In David Galenson's recent study of the life cycles of artistic creativity, Old Masters and Young Geniuses, he argues that there are two distinctive and conflicting styles, experimental and conceptual innovation.1
He demonstrates the existence of these different approaches in the fields of painting, sculpture, poetry, the novel, and film. Moreover, he claims that this fundamental contrast underlies "the general characteristics of most, if not all, intellectual activities."21 want to help substantiate this bold claim by providing here a critical survey of some of the scholarship that has been conducted regarding the crucial intellectual activity of decision making. I hope to show that Galenson's theory does make its own original contribution to our understanding of this analogous human enterprise. However, I want also to reveal a fundamental weakness in Galenson's theory of creativity, one that is corrected in M. J. Kirton's theory regarding the adaptation and innovation of evolving dynamic systems.
It should come as no surprise that people often believe that different "styles" are mutually exclusive, that they must repeatedly choose between two competing paradigms in every facet of their lives. Consequently, our study requires that we contribute to the development of a philosophy of complementarity. Indeed, the question of just how two apparently contrary polarities can co-exist may well be the central philosophical question of our century.
'Old Masters and Young Geniuses"
If Cezanne is Galenson's model for the experimental innovator, then Picasso is his paradigm for the conceptual innovator in art.3 Experimentalists prefer visual perceptions, imprecise, incremental, and tentative goals and procedures. They rarely make preparatory sketches or outlines, see themselves as ever searching for something more, and, as a result, are frustrated perfectionists. They avoid theoretical propositions about art and distrust dogmatic sets of rules. They respect the difficulty and rich complexity of human experience. Indeed, the process of making art is always unpredictable and surprising for them. Their decision to consider a work as finished is thus always a bit arbitrary and provisional.
Conceptualists, on the other hand, always have precise goals of communicating new ideas and emotions. They make detailed preparatory sketches and plans and thus, for them, art is more in the a priori idea than the mechanical or deductive execution of it. They are always trying to illuminate human experience by simplifying it and, after each discovery, move on to some unrelated insight for their next project. They express what they think far more than what they see and so are comfortable with following systematic rules. Their vision is far more certain and apodictic than that of experimentalists, and thus they know precisely when a work of art is finished.

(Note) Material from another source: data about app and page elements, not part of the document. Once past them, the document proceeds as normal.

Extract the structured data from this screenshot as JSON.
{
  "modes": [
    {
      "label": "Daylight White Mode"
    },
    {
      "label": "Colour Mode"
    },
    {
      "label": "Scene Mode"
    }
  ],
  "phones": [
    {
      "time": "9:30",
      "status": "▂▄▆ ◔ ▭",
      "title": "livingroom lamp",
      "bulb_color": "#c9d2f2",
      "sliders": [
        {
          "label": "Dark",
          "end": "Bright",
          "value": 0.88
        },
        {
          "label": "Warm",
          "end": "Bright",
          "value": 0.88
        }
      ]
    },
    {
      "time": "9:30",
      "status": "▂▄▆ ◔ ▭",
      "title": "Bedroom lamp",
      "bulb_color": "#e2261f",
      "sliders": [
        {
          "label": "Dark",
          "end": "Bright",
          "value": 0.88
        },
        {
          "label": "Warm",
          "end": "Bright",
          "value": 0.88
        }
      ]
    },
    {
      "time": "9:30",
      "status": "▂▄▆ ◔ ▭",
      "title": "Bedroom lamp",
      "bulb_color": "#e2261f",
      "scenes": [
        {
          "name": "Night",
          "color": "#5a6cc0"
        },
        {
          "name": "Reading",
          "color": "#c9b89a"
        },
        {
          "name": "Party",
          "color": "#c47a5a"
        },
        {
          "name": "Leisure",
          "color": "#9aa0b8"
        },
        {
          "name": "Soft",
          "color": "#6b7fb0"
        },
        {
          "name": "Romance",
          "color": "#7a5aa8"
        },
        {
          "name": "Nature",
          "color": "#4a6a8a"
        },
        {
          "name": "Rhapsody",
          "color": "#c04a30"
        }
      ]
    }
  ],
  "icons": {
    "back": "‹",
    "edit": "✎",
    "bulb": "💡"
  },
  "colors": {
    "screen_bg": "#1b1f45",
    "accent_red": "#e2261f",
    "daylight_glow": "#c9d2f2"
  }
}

It would be a mistake to infer that Experimentalists are more into representational art and Conceptualists into abstract art, even though Galenson does talk about the more "realistic" art of Experimental novelists and the avoidance of "linear narrative" by Conceptual filmmakers.4 Moreover, he also talks about the difference between conceiving of "art as an abstraction" versus art as the copying of nature.5 However, it is also true that abstract expressionists are Experimentalists, according to Galenson, and few would dispute today that our chaotic experience might well be represented as non-linear in order to be considered "realistic." I would also add, though Galenson does not make this point, that one should not suppose either style to be committed exclusively to a conservative or progressive orientation. In fact, the content or subject matter of an artist's vision is irrelevant. Rather, the key to Galenson's distinction is in the methodological process by which these different artists create their works of art. Conceptualists wish for more control over their created worlds, while Experimentalists are far more willing to improvise as they go along. …